▶ **Your instructions**
Search the entries for the word "name" and copy each line that has it.

------ Supplied entries

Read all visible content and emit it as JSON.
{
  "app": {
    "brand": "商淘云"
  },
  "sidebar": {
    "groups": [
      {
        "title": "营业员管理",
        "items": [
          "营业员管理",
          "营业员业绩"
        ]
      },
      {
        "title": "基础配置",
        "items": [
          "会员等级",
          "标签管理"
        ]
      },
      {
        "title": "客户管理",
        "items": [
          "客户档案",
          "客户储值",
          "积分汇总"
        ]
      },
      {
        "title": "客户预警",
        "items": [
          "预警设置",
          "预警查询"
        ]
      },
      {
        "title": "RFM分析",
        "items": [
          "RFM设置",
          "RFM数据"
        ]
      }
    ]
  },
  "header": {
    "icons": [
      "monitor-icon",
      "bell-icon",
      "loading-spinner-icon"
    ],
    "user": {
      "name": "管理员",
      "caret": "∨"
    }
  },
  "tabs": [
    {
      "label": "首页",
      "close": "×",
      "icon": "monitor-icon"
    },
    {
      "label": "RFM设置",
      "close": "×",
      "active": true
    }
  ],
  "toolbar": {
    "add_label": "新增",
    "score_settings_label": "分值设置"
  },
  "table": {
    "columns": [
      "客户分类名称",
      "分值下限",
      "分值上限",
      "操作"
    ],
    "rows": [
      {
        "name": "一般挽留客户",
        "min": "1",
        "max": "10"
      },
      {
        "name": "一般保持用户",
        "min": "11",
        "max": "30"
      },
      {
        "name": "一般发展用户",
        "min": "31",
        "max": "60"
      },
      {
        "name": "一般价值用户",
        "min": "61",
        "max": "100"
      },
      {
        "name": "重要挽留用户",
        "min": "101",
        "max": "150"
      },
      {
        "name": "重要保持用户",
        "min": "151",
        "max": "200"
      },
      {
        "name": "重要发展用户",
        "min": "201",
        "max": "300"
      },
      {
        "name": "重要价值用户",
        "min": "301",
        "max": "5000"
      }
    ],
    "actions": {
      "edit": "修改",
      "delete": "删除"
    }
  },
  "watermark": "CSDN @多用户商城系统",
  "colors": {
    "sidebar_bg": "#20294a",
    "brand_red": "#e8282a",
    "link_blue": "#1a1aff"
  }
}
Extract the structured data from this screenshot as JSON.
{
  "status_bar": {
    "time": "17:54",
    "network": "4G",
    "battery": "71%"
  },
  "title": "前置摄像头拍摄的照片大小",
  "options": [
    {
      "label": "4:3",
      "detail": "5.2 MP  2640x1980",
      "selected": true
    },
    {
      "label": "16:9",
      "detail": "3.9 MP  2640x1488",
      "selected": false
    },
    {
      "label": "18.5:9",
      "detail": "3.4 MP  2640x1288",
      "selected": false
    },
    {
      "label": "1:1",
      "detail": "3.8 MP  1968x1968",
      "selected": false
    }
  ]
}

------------
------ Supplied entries

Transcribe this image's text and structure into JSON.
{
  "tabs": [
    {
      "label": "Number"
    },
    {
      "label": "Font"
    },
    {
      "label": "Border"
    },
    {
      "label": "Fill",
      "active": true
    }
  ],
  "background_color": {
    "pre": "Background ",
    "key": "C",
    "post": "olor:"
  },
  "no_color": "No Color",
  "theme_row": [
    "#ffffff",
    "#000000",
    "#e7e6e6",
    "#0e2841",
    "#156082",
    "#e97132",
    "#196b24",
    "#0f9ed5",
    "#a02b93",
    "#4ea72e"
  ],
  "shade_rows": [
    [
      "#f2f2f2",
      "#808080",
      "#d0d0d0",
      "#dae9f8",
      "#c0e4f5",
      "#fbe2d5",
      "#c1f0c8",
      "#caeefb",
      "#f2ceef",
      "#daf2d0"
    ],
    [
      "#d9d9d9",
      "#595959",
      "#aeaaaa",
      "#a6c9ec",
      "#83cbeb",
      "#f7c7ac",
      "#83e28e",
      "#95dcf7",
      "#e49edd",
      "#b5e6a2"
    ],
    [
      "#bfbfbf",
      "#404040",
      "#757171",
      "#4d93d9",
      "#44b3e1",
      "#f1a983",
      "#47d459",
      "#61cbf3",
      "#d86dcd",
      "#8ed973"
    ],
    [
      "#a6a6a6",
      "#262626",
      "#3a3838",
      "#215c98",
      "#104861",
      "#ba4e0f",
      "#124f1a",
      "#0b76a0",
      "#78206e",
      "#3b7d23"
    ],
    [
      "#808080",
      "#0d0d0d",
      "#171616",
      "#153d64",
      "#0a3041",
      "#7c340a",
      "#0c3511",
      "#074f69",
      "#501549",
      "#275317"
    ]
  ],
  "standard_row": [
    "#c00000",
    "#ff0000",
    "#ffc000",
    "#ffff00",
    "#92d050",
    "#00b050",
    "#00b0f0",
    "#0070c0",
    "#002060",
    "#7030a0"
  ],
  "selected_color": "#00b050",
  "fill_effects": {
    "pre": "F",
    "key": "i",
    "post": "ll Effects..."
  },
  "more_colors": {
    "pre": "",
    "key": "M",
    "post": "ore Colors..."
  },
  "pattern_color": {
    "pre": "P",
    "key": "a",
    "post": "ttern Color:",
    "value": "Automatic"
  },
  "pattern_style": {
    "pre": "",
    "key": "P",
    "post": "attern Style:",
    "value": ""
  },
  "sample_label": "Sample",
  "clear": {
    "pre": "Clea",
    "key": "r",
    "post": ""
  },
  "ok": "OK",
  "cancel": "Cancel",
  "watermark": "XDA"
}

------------

▶ **Solution to this exercise**
      "name": "管理员",
        "name": "一般挽留客户",
        "name": "一般保持用户",
        "name": "一般发展用户",
        "name": "一般价值用户",
        "name": "重要挽留用户",
        "name": "重要保持用户",
        "name": "重要发展用户",
        "name": "重要价值用户",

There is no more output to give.